### Supplied material ###

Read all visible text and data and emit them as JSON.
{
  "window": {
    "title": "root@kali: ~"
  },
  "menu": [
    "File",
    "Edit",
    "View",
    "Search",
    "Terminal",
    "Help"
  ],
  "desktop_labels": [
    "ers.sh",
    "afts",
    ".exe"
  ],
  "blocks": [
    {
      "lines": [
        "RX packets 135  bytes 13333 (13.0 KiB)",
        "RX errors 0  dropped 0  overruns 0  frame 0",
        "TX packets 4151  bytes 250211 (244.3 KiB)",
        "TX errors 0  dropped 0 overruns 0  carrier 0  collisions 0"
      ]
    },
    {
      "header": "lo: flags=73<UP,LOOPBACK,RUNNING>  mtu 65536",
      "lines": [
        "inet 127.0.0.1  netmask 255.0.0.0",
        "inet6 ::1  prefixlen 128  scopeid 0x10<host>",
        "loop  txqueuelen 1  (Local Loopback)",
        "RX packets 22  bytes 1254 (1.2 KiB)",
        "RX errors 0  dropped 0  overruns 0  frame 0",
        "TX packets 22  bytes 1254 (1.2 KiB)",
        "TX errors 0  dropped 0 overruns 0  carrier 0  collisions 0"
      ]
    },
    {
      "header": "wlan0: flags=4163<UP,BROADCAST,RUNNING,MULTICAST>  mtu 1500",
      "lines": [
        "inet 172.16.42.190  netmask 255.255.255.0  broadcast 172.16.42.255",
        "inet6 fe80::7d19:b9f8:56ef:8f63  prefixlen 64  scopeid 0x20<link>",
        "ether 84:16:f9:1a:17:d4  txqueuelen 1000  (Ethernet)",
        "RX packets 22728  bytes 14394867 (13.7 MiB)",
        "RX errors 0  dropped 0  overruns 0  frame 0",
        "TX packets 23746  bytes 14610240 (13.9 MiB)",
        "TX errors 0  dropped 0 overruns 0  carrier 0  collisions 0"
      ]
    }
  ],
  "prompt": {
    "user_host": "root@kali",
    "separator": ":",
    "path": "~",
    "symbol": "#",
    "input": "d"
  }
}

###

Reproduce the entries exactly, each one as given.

Answer >>
Read all visible text and data and emit them as JSON.
{
  "window": {
    "title": "root@kali: ~"
  },
  "menu": [
    "File",
    "Edit",
    "View",
    "Search",
    "Terminal",
    "Help"
  ],
  "desktop_labels": [
    "ers.sh",
    "afts",
    ".exe"
  ],
  "blocks": [
    {
      "lines": [
        "RX packets 135  bytes 13333 (13.0 KiB)",
        "RX errors 0  dropped 0  overruns 0  frame 0",
        "TX packets 4151  bytes 250211 (244.3 KiB)",
        "TX errors 0  dropped 0 overruns 0  carrier 0  collisions 0"
      ]
    },
    {
      "header": "lo: flags=73<UP,LOOPBACK,RUNNING>  mtu 65536",
      "lines": [
        "inet 127.0.0.1  netmask 255.0.0.0",
        "inet6 ::1  prefixlen 128  scopeid 0x10<host>",
        "loop  txqueuelen 1  (Local Loopback)",
        "RX packets 22  bytes 1254 (1.2 KiB)",
        "RX errors 0  dropped 0  overruns 0  frame 0",
        "TX packets 22  bytes 1254 (1.2 KiB)",
        "TX errors 0  dropped 0 overruns 0  carrier 0  collisions 0"
      ]
    },
    {
      "header": "wlan0: flags=4163<UP,BROADCAST,RUNNING,MULTICAST>  mtu 1500",
      "lines": [
        "inet 172.16.42.190  netmask 255.255.255.0  broadcast 172.16.42.255",
        "inet6 fe80::7d19:b9f8:56ef:8f63  prefixlen 64  scopeid 0x20<link>",
        "ether 84:16:f9:1a:17:d4  txqueuelen 1000  (Ethernet)",
        "RX packets 22728  bytes 14394867 (13.7 MiB)",
        "RX errors 0  dropped 0  overruns 0  frame 0",
        "TX packets 23746  bytes 14610240 (13.9 MiB)",
        "TX errors 0  dropped 0 overruns 0  carrier 0  collisions 0"
      ]
    }
  ],
  "prompt": {
    "user_host": "root@kali",
    "separator": ":",
    "path": "~",
    "symbol": "#",
    "input": "d"
  }
}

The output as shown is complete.